Publisher: Tor Books (March 29, 2011)
Length: 394 pages
My Rating: 3 stars
Warriors 1 is an anthology put together by George R.R. Martin and Gardner Dozois; these two masters of speculative fiction giving readers an amazing collection of stories to devour. This initial volume penned by authors such as Joe Haldeman, Tad Williams, Robert Silverberg, and Martin himself. But for all its recognizable names, the book was an up-and-down affair for me with exactly two stories rising to the level of 4 stars, and, sadly, these were more along the lines of entertaining time wasters rather than gripping page turners or serious thought-provoking affairs. As for the rest of the novellas, they ran the gamut from It-Is-Decent to I-Had-To-Make-Myself-Finish-It.
Beginning with the best of the bunch, Martin’s “The Mystery Knight” might not be Dunk and Egg’s best adventure, but it is still a Westeros story, which made me happy, as I keep up the vigil for the next ASOIF novel to finally arrive.
“Defenders of the Frontier” by Silverberg wasn’t a story I got instantly excited about reading. Its premise of a band of frontier soldiers forgotten after a war ends and unsure what to do next not exactly what I expected out of an anthology about warriors. Honestly, I viewed it as the most likely story to bore me to tears. I shouldn’t have doubted the author however, because somehow, someway, Silverberg drew me into this world, made me feel real empathy for this band of brothers and their dilemma, and I quickly found myself enjoying this unique look at a very different sort of “warrior” problem, specifically whether to go home after your war ends.
“The Eagle and The Rabbit” by Steven Saylor was quite the historical ride.
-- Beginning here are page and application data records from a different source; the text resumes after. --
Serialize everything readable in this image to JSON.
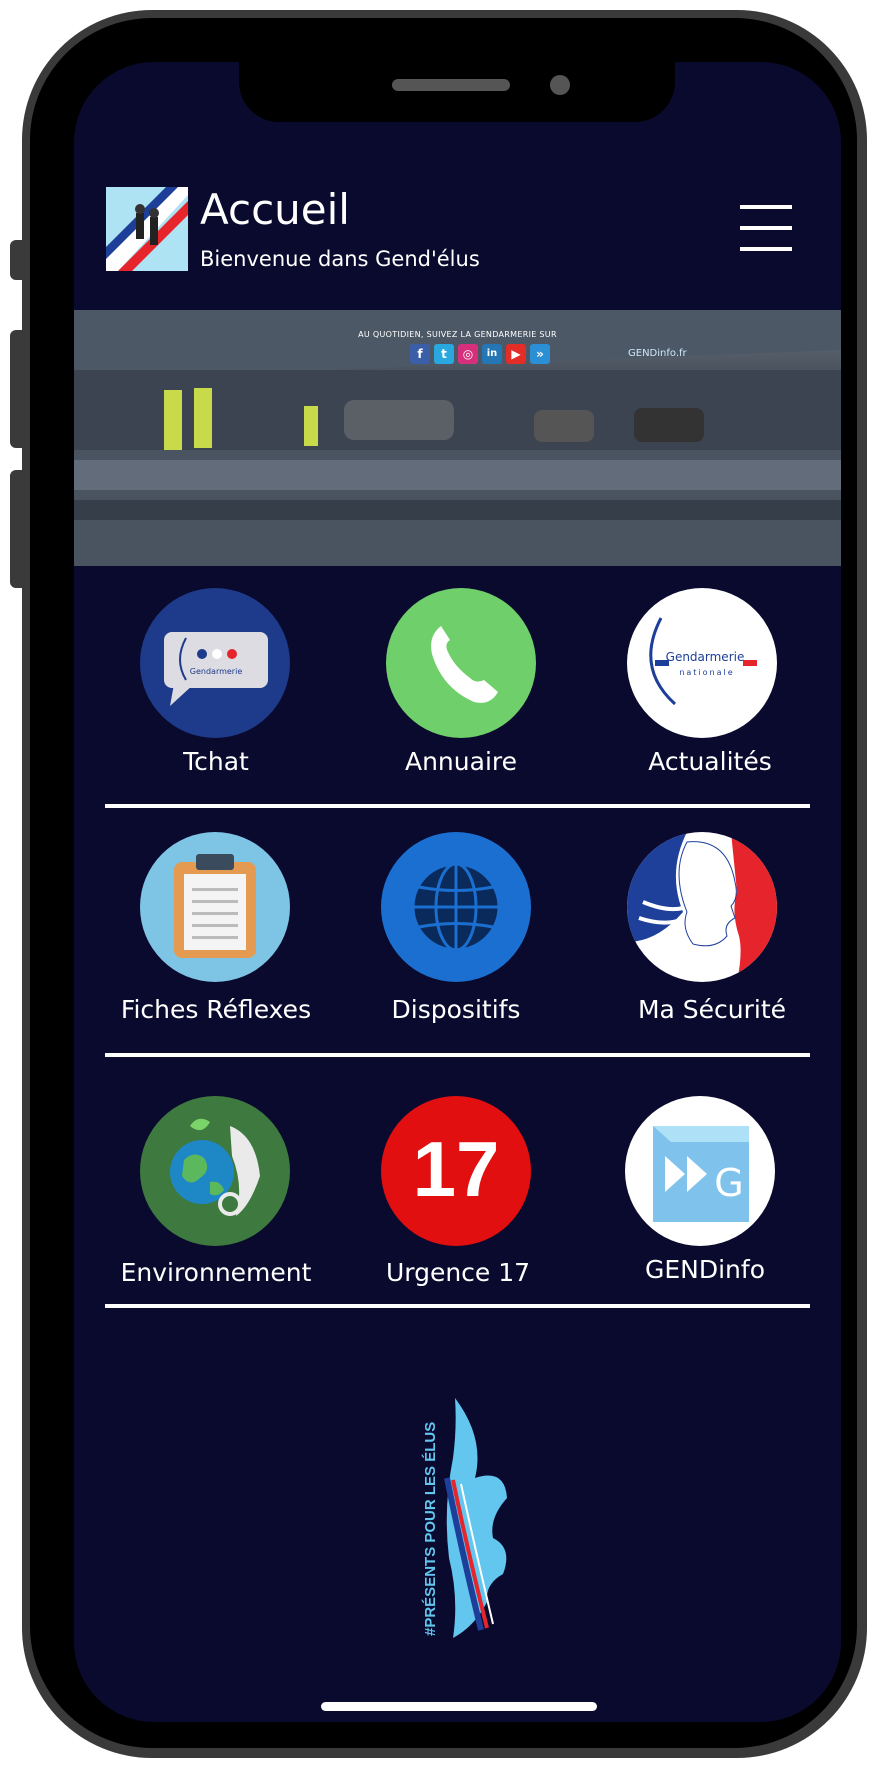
{
  "header": {
    "title": "Accueil",
    "subtitle": "Bienvenue dans Gend'élus",
    "menu_icon": "hamburger-menu-icon"
  },
  "banner": {
    "caption": "AU QUOTIDIEN, SUIVEZ LA GENDARMERIE SUR",
    "social_icons": [
      "facebook-icon",
      "twitter-icon",
      "instagram-icon",
      "linkedin-icon",
      "youtube-icon",
      "gendinfo-icon"
    ],
    "gendinfo_text": "GENDinfo.fr"
  },
  "tiles": [
    {
      "label": "Tchat",
      "icon": "chat-bubble-icon"
    },
    {
      "label": "Annuaire",
      "icon": "phone-icon"
    },
    {
      "label": "Actualités",
      "icon": "gendarmerie-nationale-logo",
      "logo_text": "Gendarmerie",
      "logo_sub": "nationale"
    },
    {
      "label": "Fiches Réflexes",
      "icon": "clipboard-icon"
    },
    {
      "label": "Dispositifs",
      "icon": "globe-icon"
    },
    {
      "label": "Ma Sécurité",
      "icon": "marianne-icon"
    },
    {
      "label": "Environnement",
      "icon": "environment-earth-icon"
    },
    {
      "label": "Urgence 17",
      "icon": "emergency-17-icon",
      "number": "17"
    },
    {
      "label": "GENDinfo",
      "icon": "gendinfo-logo-icon"
    }
  ],
  "chat_bubble_text": "Gendarmerie",
  "gendinfo_letter": "G",
  "footer": {
    "slogan": "#PRÉSENTS POUR LES ÉLUS",
    "emblem": "gendarmerie-flame-emblem"
  },
  "colors": {
    "background": "#0a0a2e",
    "divider": "#ffffff",
    "urgence": "#e10f0f",
    "annuaire": "#6fcf6a",
    "dispositifs": "#1a6fd0"
  }
}
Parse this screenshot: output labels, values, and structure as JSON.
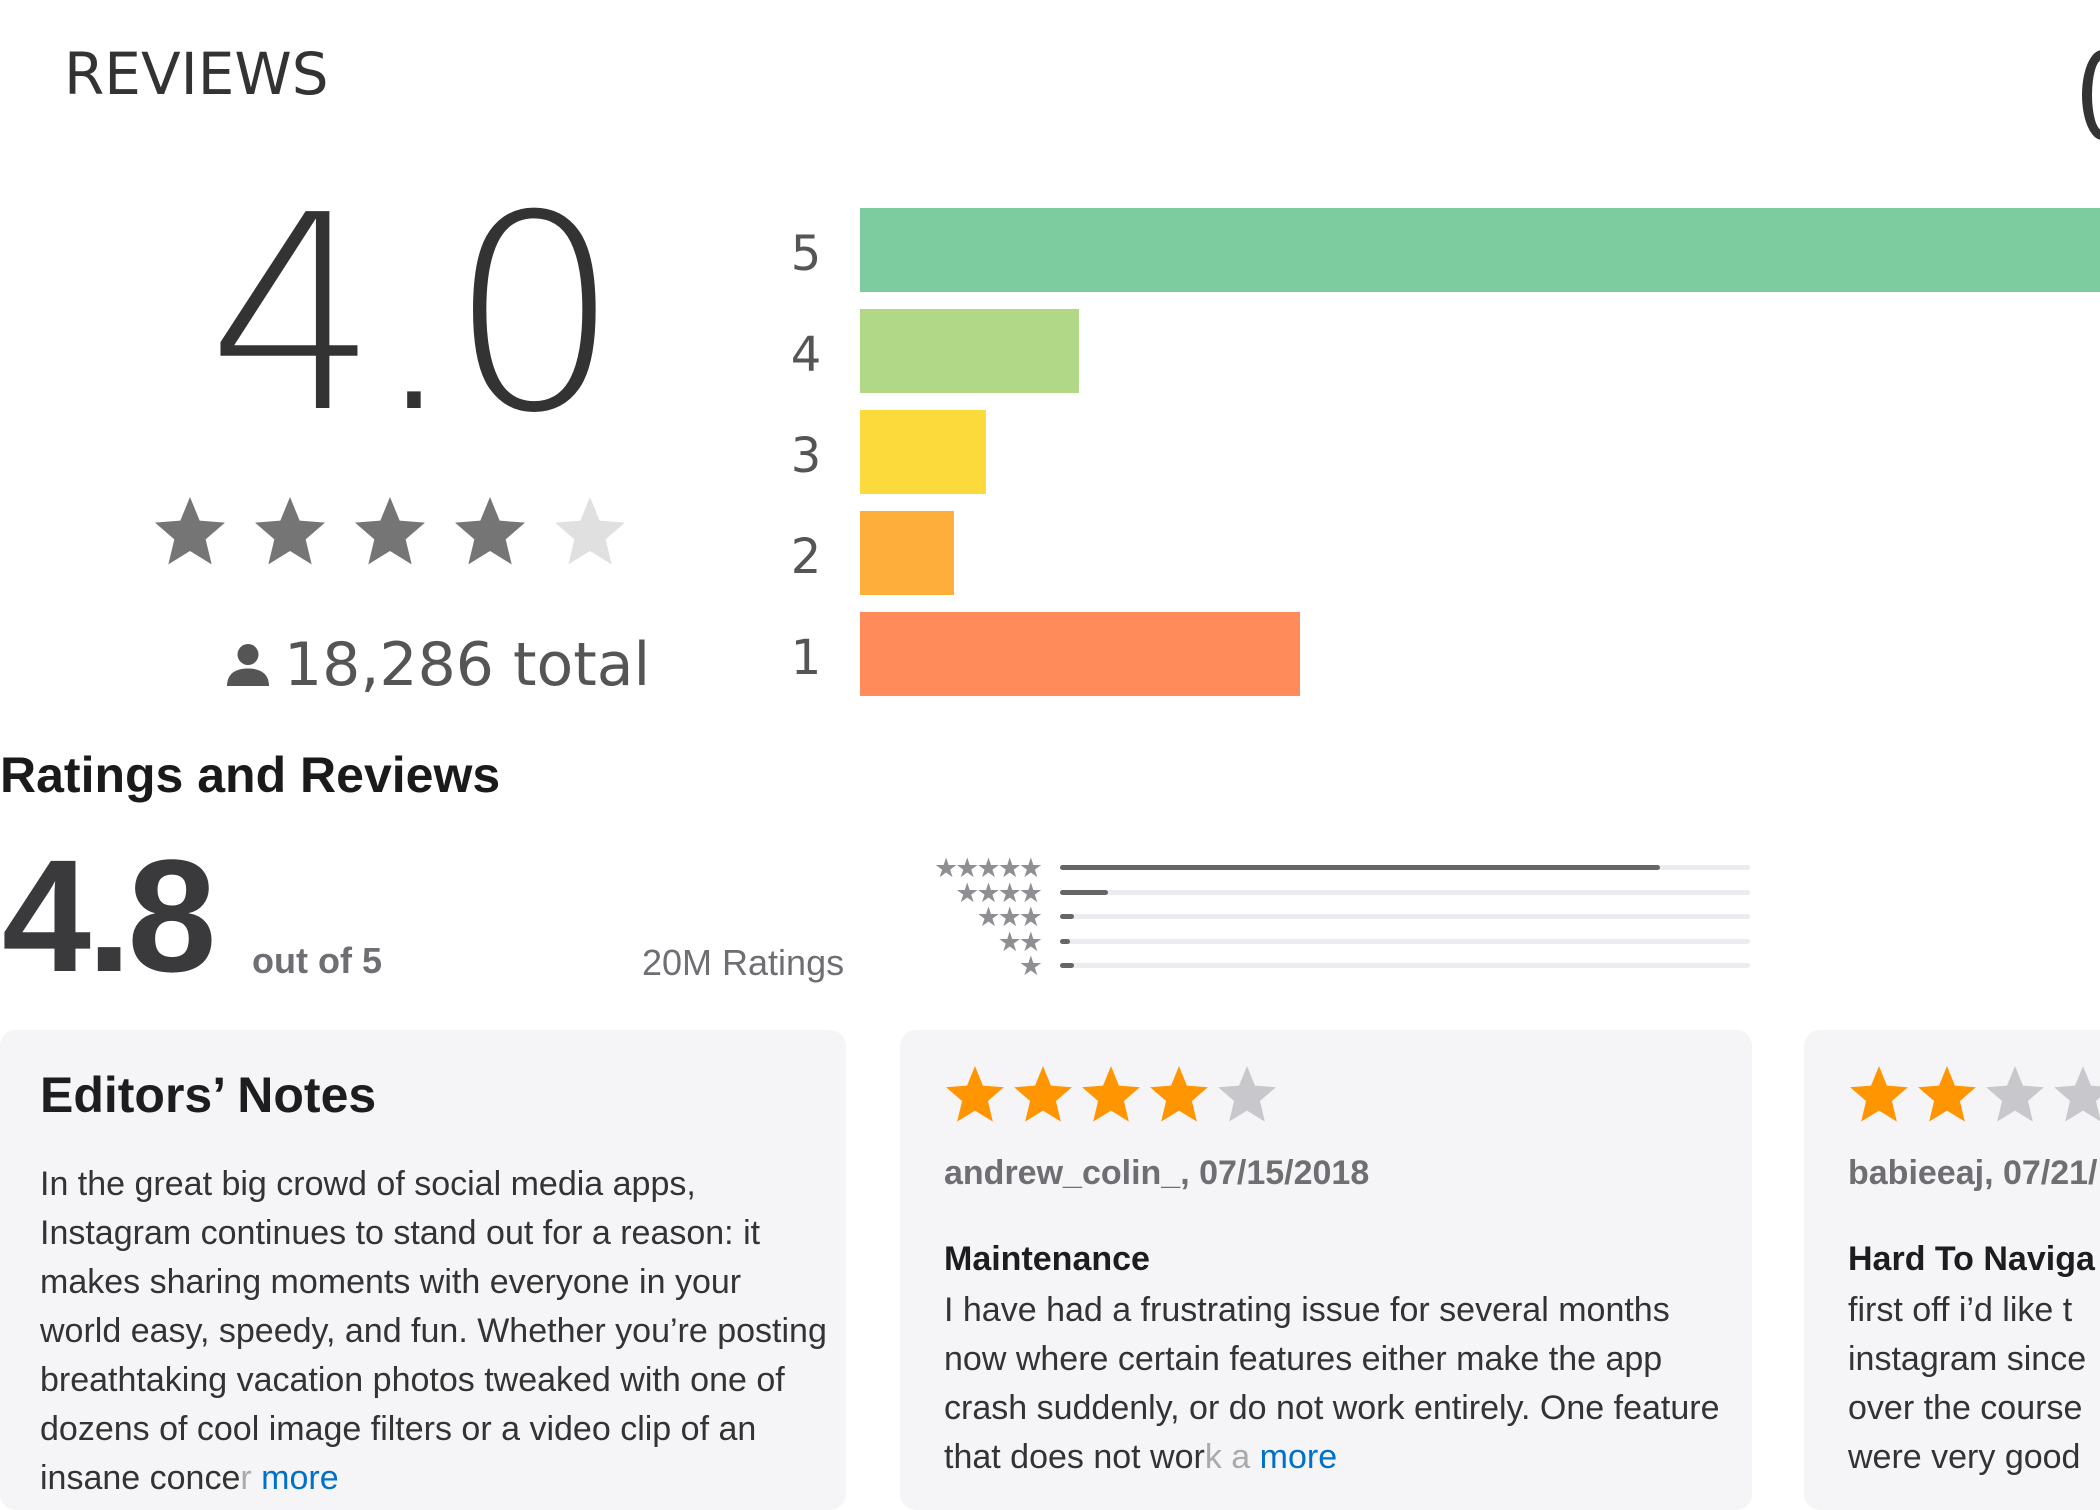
{
  "top": {
    "title": "REVIEWS",
    "score": "4.0",
    "stars_filled": 4,
    "stars_total": 5,
    "total": "18,286 total",
    "star_color_filled": "#757575",
    "star_color_empty": "#e0e0e0",
    "bars": [
      {
        "label": "5",
        "fraction": 1.0,
        "color": "#7ccc9f"
      },
      {
        "label": "4",
        "fraction": 0.177,
        "color": "#b0d887"
      },
      {
        "label": "3",
        "fraction": 0.102,
        "color": "#fcda3b"
      },
      {
        "label": "2",
        "fraction": 0.076,
        "color": "#fdae3b"
      },
      {
        "label": "1",
        "fraction": 0.355,
        "color": "#ff8b5a"
      }
    ]
  },
  "ratings": {
    "title": "Ratings and Reviews",
    "score": "4.8",
    "out_of": "out of 5",
    "count": "20M Ratings",
    "histogram": [
      {
        "stars": "★★★★★",
        "fraction": 0.87
      },
      {
        "stars": "★★★★",
        "fraction": 0.07
      },
      {
        "stars": "★★★",
        "fraction": 0.02
      },
      {
        "stars": "★★",
        "fraction": 0.01
      },
      {
        "stars": "★",
        "fraction": 0.02
      }
    ]
  },
  "cards": {
    "editors": {
      "heading": "Editors’ Notes",
      "body": "In the great big crowd of social media apps, Instagram continues to stand out for a reason: it makes sharing moments with everyone in your world easy, speedy, and fun. Whether you’re posting breathtaking vacation photos tweaked with one of dozens of cool image filters or a video clip of an insane conce",
      "fade": "r",
      "more": "more"
    },
    "review1": {
      "stars_filled": 4,
      "stars_total": 5,
      "meta": "andrew_colin_, 07/15/2018",
      "title": "Maintenance",
      "body": "I have had a frustrating issue for several months now where certain features either make the app crash suddenly, or do not work entirely. One feature that does not wor",
      "fade": "k a",
      "more": "more"
    },
    "review2": {
      "stars_filled": 2,
      "stars_total": 5,
      "meta": "babieeaj, 07/21/",
      "title": "Hard To Naviga",
      "body": "first off i’d like t instagram since over the course were very good"
    },
    "star_color_filled": "#ff9500",
    "star_color_empty": "#c7c7cc"
  }
}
As a lover of history (especially ancient history), I always love to be transported back to Roman times, and this tale of slaves being physically and emotionally tortured by their Roman captors both jarred my psyche and spiritually uplifted me.
The next best of the bunch was probably Tad Williams contribution “And Ministers of Grace.” This quick morsel focusing on an interstellar assassin/terrorist with obsessive religious convictions. I thought the scifi world was well thought out, the tech was interesting, and our protagonists’ deep emotions very realistic. Only problem was the ending, which just didn’t live up to my expectations after the great start.
Joe Haldeman is one of the masters of military science fiction, so it should come as no surprise that “Forever Bound” focused on a young man drafted into the military of the near future and assigned to control avatar-like killing machines. The concept sounded interesting and very relevant to today’s world (considering the huge use and advancement in drone technology), but for whatever reason, the actual story didn’t deliver much emotional impact for me.
Rounding out the list is Holland’s “The King of Norway.” It has Vikings, war, and everything else which I usually adore, but for some reason it did not capture my attention. Perhaps others will find it more to their liking.
I’m glad I picked up Warriors 1; it was an entertaining anthology, which did a great job of presenting different types of stories which complemented one another yet still felt uniquely different. Unfortunately, not enough of these tales captured my imagination. I’ll definitely be picking up part two, but I hope it is much better than this one.